** INFORMATION GIVEN follows **

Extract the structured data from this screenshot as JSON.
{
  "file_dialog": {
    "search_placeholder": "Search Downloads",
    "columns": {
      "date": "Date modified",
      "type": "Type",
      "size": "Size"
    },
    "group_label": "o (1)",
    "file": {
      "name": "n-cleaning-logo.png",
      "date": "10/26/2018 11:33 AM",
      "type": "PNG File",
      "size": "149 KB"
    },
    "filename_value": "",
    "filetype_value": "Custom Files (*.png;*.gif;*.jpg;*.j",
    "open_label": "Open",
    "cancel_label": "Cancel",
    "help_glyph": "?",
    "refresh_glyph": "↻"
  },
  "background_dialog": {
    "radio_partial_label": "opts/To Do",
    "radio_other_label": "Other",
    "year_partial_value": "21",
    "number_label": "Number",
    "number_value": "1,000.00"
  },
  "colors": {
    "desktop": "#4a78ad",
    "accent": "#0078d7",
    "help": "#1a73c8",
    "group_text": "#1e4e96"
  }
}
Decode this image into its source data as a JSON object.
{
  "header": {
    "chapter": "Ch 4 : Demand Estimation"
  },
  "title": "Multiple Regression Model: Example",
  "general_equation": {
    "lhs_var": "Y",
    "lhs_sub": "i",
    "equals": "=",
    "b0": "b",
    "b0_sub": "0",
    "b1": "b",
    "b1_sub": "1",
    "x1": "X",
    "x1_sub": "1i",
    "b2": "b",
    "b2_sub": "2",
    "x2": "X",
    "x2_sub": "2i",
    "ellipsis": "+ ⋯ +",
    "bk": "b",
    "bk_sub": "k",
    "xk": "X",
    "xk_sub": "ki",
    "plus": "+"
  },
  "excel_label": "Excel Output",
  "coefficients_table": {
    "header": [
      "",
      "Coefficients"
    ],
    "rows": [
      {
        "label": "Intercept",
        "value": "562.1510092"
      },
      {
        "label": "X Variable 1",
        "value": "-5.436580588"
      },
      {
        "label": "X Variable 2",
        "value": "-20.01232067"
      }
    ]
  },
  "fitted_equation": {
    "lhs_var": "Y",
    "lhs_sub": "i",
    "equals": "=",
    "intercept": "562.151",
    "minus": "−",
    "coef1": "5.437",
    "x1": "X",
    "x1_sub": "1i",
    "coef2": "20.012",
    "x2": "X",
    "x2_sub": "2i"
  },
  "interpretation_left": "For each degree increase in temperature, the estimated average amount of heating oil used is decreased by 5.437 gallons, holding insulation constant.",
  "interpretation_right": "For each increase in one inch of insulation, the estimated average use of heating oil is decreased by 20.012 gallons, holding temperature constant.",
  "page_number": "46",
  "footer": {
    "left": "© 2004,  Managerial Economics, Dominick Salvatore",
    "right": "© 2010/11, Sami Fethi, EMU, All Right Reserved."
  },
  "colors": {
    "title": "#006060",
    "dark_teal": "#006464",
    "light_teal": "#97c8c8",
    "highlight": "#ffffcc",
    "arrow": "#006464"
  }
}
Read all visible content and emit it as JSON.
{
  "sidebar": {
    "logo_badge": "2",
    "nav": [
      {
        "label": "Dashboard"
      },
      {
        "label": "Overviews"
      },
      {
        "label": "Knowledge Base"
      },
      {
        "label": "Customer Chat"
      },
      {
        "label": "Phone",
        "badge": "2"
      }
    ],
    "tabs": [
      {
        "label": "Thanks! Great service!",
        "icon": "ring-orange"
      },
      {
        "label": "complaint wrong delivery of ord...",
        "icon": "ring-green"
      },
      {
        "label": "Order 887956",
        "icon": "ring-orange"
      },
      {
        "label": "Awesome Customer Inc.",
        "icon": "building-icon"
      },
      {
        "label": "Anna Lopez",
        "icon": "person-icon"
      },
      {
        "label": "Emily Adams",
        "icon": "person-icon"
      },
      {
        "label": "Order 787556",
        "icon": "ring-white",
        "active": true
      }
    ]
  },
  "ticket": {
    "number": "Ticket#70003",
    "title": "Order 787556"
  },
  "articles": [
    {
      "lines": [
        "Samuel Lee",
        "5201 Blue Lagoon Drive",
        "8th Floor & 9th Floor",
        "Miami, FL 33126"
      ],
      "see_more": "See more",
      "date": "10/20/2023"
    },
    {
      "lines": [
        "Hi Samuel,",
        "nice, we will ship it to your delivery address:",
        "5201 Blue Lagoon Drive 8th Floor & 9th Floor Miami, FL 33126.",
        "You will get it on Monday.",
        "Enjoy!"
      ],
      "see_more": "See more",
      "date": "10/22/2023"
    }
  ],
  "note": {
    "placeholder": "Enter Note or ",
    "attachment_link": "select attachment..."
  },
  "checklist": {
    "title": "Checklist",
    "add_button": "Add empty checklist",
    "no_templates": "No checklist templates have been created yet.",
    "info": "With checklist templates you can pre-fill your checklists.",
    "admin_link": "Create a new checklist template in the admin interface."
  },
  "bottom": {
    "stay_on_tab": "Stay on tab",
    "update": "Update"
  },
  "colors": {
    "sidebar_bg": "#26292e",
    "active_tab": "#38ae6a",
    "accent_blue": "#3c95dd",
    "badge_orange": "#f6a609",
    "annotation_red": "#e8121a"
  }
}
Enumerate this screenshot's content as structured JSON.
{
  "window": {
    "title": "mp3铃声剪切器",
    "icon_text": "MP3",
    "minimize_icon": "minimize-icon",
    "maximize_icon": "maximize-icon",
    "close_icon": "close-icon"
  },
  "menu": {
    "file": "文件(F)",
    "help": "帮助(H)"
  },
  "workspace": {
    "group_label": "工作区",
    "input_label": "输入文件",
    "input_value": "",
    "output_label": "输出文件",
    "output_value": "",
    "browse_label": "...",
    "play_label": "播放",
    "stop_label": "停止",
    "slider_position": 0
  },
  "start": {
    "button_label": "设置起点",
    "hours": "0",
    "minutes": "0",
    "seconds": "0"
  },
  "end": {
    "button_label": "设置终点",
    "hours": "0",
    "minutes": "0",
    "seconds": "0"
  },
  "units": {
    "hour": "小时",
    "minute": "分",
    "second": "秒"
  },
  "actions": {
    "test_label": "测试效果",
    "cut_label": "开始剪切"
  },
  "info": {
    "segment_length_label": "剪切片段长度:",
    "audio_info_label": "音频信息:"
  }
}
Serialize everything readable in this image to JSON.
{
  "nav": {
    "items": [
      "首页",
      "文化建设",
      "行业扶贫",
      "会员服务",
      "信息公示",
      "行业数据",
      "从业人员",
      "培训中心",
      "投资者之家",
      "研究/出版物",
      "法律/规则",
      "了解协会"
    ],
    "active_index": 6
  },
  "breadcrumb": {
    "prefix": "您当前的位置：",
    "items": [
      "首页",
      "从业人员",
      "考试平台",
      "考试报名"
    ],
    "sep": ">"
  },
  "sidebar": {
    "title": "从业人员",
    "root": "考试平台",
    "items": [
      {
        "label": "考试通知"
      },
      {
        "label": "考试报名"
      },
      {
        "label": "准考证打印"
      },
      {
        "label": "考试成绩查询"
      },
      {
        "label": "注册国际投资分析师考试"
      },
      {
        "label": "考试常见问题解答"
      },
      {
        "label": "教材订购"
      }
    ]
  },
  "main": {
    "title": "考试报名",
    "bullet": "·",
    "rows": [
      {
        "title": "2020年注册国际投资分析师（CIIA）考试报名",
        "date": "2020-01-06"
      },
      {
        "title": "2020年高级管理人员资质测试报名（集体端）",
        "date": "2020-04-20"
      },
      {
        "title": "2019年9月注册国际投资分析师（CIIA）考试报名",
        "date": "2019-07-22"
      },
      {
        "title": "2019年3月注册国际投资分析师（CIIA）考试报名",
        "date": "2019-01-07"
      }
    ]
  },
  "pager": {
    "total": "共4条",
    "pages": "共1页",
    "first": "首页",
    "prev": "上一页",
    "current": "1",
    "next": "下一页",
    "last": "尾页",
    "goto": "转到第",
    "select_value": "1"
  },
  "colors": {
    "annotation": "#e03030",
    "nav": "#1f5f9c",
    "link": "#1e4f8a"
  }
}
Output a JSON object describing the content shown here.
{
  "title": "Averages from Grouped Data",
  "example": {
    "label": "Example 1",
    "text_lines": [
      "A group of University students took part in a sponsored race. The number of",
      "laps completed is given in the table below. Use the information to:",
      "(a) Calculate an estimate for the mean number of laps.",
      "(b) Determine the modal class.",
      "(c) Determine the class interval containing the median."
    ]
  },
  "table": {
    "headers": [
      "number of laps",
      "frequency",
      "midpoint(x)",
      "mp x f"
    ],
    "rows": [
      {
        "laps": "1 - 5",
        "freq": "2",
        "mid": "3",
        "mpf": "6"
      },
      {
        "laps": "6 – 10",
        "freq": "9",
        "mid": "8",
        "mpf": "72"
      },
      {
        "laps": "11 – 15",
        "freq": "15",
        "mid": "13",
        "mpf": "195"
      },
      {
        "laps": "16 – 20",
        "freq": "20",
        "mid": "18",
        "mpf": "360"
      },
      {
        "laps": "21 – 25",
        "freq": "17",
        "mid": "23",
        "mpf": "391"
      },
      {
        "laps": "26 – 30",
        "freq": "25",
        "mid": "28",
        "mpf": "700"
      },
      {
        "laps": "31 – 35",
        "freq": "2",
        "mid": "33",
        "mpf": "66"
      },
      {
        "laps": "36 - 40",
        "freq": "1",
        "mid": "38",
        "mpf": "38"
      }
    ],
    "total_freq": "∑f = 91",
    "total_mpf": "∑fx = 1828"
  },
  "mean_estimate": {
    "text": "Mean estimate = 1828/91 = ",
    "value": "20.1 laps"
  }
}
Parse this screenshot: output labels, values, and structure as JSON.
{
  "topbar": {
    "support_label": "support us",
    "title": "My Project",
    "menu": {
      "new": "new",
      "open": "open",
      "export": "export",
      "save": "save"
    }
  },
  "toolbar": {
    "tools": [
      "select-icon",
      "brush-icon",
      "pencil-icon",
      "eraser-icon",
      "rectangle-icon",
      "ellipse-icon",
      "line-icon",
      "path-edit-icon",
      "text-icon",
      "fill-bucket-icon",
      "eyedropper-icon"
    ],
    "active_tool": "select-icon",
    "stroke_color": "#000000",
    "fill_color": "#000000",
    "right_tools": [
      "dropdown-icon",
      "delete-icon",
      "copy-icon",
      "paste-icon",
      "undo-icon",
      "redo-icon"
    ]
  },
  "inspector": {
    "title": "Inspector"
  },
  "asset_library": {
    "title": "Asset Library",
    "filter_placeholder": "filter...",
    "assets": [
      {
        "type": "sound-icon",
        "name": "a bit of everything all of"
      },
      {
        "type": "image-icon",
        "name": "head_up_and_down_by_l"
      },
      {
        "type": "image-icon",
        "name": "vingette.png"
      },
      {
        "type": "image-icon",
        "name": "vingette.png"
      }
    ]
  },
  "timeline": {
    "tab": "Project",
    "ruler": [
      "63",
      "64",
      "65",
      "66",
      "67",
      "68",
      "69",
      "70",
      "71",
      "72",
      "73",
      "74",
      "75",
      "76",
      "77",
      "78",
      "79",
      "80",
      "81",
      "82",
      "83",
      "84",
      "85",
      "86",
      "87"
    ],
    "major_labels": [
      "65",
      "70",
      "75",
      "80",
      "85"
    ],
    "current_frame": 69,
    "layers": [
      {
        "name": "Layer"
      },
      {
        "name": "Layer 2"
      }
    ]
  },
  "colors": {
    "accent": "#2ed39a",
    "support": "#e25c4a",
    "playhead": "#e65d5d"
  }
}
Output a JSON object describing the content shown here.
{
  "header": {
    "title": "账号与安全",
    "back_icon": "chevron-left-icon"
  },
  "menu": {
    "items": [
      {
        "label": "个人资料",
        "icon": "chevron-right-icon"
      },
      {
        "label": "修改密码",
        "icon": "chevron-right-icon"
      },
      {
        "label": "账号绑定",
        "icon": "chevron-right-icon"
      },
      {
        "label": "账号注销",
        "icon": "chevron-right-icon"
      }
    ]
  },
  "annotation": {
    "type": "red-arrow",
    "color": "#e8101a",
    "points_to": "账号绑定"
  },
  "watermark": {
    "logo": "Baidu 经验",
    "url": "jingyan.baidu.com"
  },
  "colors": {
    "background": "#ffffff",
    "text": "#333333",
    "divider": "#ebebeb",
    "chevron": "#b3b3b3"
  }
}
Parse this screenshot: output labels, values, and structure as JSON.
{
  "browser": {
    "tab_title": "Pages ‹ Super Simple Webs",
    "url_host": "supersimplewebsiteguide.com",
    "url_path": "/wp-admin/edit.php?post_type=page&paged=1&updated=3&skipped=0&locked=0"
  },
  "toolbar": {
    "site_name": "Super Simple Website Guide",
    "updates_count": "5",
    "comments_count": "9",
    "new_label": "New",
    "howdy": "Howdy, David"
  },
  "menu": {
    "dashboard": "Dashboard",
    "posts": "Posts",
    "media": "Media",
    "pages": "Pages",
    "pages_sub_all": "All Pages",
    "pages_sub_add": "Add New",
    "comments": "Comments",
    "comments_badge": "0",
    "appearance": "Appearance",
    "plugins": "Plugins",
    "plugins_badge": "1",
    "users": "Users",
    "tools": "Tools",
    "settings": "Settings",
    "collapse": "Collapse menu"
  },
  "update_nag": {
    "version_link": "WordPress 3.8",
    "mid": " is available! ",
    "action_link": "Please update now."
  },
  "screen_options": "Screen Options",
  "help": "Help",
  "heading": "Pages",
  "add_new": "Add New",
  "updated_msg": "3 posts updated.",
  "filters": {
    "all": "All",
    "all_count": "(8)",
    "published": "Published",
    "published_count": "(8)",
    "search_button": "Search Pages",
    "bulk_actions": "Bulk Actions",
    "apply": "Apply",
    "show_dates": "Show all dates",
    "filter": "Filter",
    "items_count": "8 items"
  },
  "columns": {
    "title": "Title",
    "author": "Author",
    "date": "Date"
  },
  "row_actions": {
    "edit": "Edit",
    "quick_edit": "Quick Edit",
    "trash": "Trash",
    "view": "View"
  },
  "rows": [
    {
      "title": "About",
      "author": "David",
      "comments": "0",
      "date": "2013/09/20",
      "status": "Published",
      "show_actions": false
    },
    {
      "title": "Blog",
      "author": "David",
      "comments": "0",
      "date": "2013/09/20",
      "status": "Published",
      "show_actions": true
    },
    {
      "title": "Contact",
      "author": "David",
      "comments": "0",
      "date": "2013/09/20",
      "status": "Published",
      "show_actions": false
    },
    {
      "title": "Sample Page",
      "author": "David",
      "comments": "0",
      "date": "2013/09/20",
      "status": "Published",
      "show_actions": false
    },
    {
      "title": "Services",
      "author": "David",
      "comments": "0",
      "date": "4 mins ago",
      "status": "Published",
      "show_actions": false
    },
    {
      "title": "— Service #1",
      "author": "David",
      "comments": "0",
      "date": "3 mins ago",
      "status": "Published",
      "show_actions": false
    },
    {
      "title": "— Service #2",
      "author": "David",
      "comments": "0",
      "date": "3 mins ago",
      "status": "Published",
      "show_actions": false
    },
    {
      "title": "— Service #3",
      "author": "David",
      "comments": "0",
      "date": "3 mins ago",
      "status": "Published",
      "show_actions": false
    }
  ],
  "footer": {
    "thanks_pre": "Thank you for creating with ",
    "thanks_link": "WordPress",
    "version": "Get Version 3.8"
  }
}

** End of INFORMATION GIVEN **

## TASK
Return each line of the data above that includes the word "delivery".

## ANSWER TO THE EXERCISE
        "label": "complaint wrong delivery of ord...",
        "nice, we will ship it to your delivery address:",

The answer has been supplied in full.